:: Work task ::
Where in the records does the word "time" occur? Copy each line in which it does.

== Segment start ==

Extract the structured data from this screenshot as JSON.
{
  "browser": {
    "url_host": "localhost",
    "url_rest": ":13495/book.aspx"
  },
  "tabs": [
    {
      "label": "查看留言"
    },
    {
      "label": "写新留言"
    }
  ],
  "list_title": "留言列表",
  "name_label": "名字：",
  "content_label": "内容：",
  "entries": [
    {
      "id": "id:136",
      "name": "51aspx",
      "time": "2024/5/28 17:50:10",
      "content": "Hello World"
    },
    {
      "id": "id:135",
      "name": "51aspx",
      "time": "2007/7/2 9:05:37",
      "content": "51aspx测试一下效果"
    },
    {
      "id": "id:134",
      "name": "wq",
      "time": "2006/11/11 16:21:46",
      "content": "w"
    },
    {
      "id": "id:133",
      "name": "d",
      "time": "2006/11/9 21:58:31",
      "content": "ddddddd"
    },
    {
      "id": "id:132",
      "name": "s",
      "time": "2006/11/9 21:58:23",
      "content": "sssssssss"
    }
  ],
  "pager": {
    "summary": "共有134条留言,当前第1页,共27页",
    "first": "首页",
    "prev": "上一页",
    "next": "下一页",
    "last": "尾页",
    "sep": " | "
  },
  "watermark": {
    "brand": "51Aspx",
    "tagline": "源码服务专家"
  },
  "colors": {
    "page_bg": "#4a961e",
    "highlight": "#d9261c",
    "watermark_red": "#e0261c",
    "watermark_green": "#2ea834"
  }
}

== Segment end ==

:: Result ::
      "time": "2024/5/28 17:50:10",
      "time": "2007/7/2 9:05:37",
      "time": "2006/11/11 16:21:46",
      "time": "2006/11/9 21:58:31",
      "time": "2006/11/9 21:58:23",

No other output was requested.